Your answer must be the records below repeated word for word, with no pictures in it.

Collection entries
......
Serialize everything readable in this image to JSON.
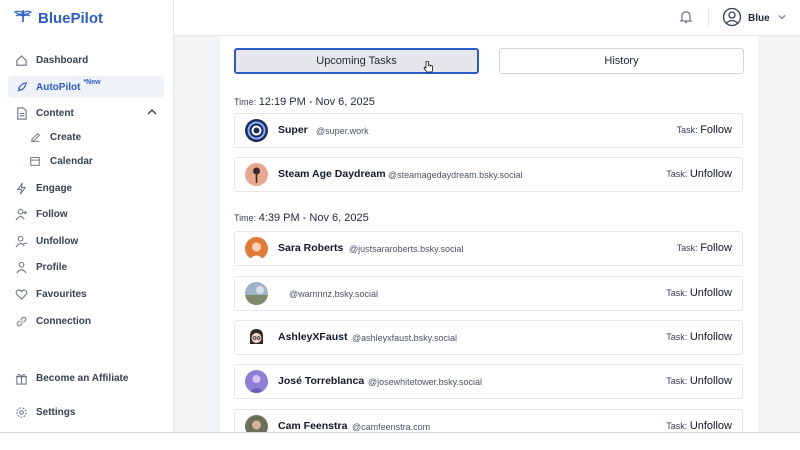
{
  "brand": {
    "name": "BluePilot",
    "accent": "#2b5cc7"
  },
  "sidebar": {
    "items": [
      {
        "label": "Dashboard",
        "icon": "home-icon"
      },
      {
        "label": "AutoPilot",
        "badge": "*New",
        "icon": "rocket-icon",
        "active": true
      },
      {
        "label": "Content",
        "icon": "document-icon",
        "expanded": true
      },
      {
        "label": "Create",
        "icon": "edit-icon"
      },
      {
        "label": "Calendar",
        "icon": "calendar-icon"
      },
      {
        "label": "Engage",
        "icon": "lightning-icon"
      },
      {
        "label": "Follow",
        "icon": "user-plus-icon"
      },
      {
        "label": "Unfollow",
        "icon": "user-minus-icon"
      },
      {
        "label": "Profile",
        "icon": "user-icon"
      },
      {
        "label": "Favourites",
        "icon": "heart-icon"
      },
      {
        "label": "Connection",
        "icon": "link-icon"
      },
      {
        "label": "Become an Affiliate",
        "icon": "gift-icon"
      },
      {
        "label": "Settings",
        "icon": "gear-icon"
      }
    ]
  },
  "topbar": {
    "user_name": "Blue"
  },
  "tabs": [
    {
      "label": "Upcoming Tasks",
      "active": true
    },
    {
      "label": "History",
      "active": false
    }
  ],
  "groups": [
    {
      "time_prefix": "Time:",
      "time_value": "12:19 PM - Nov 6, 2025",
      "rows": [
        {
          "name": "Super",
          "handle": "@super.work",
          "task_prefix": "Task:",
          "task": "Follow"
        },
        {
          "name": "Steam Age Daydream",
          "handle": "@steamagedaydream.bsky.social",
          "task_prefix": "Task:",
          "task": "Unfollow"
        }
      ]
    },
    {
      "time_prefix": "Time:",
      "time_value": "4:39 PM - Nov 6, 2025",
      "rows": [
        {
          "name": "Sara Roberts",
          "handle": "@justsararoberts.bsky.social",
          "task_prefix": "Task:",
          "task": "Follow"
        },
        {
          "name": "",
          "handle": "@warnnnz.bsky.social",
          "task_prefix": "Task:",
          "task": "Unfollow"
        },
        {
          "name": "AshleyXFaust",
          "handle": "@ashleyxfaust.bsky.social",
          "task_prefix": "Task:",
          "task": "Unfollow"
        },
        {
          "name": "José Torreblanca",
          "handle": "@josewhitetower.bsky.social",
          "task_prefix": "Task:",
          "task": "Unfollow"
        },
        {
          "name": "Cam Feenstra",
          "handle": "@camfeenstra.com",
          "task_prefix": "Task:",
          "task": "Unfollow"
        }
      ]
    }
  ]
}
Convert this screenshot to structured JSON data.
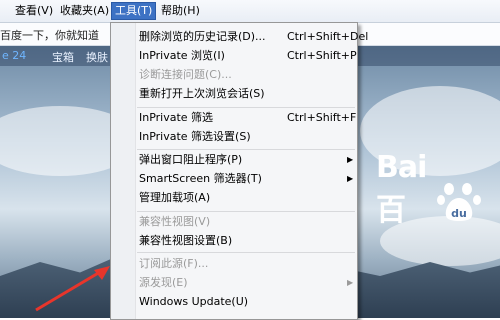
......
§ **Solution to the exercise**
Serialize everything readable in this image to JSON.
{
  "brand": {
    "name": "BluePilot",
    "accent": "#2b5cc7"
  },
  "sidebar": {
    "items": [
      {
        "label": "Dashboard",
        "icon": "home-icon"
      },
      {
        "label": "AutoPilot",
        "badge": "*New",
        "icon": "rocket-icon",
        "active": true
      },
      {
        "label": "Content",
        "icon": "document-icon",
        "expanded": true
      },
      {
        "label": "Create",
        "icon": "edit-icon"
      },
      {
        "label": "Calendar",
        "icon": "calendar-icon"
      },
      {
        "label": "Engage",
        "icon": "lightning-icon"
      },
      {
        "label": "Follow",
        "icon": "user-plus-icon"
      },
      {
        "label": "Unfollow",
        "icon": "user-minus-icon"
      },
      {
        "label": "Profile",
        "icon": "user-icon"
      },
      {
        "label": "Favourites",
        "icon": "heart-icon"
      },
      {
        "label": "Connection",
        "icon": "link-icon"
      },
      {
        "label": "Become an Affiliate",
        "icon": "gift-icon"
      },
      {
        "label": "Settings",
        "icon": "gear-icon"
      }
    ]
  },
  "topbar": {
    "user_name": "Blue"
  },
  "tabs": [
    {
      "label": "Upcoming Tasks",
      "active": true
    },
    {
      "label": "History",
      "active": false
    }
  ],
  "groups": [
    {
      "time_prefix": "Time:",
      "time_value": "12:19 PM - Nov 6, 2025",
      "rows": [
        {
          "name": "Super",
          "handle": "@super.work",
          "task_prefix": "Task:",
          "task": "Follow"
        },
        {
          "name": "Steam Age Daydream",
          "handle": "@steamagedaydream.bsky.social",
          "task_prefix": "Task:",
          "task": "Unfollow"
        }
      ]
    },
    {
      "time_prefix": "Time:",
      "time_value": "4:39 PM - Nov 6, 2025",
      "rows": [
        {
          "name": "Sara Roberts",
          "handle": "@justsararoberts.bsky.social",
          "task_prefix": "Task:",
          "task": "Follow"
        },
        {
          "name": "",
          "handle": "@warnnnz.bsky.social",
          "task_prefix": "Task:",
          "task": "Unfollow"
        },
        {
          "name": "AshleyXFaust",
          "handle": "@ashleyxfaust.bsky.social",
          "task_prefix": "Task:",
          "task": "Unfollow"
        },
        {
          "name": "José Torreblanca",
          "handle": "@josewhitetower.bsky.social",
          "task_prefix": "Task:",
          "task": "Unfollow"
        },
        {
          "name": "Cam Feenstra",
          "handle": "@camfeenstra.com",
          "task_prefix": "Task:",
          "task": "Unfollow"
        }
      ]
    }
  ]
}
Convert this screenshot to structured JSON data.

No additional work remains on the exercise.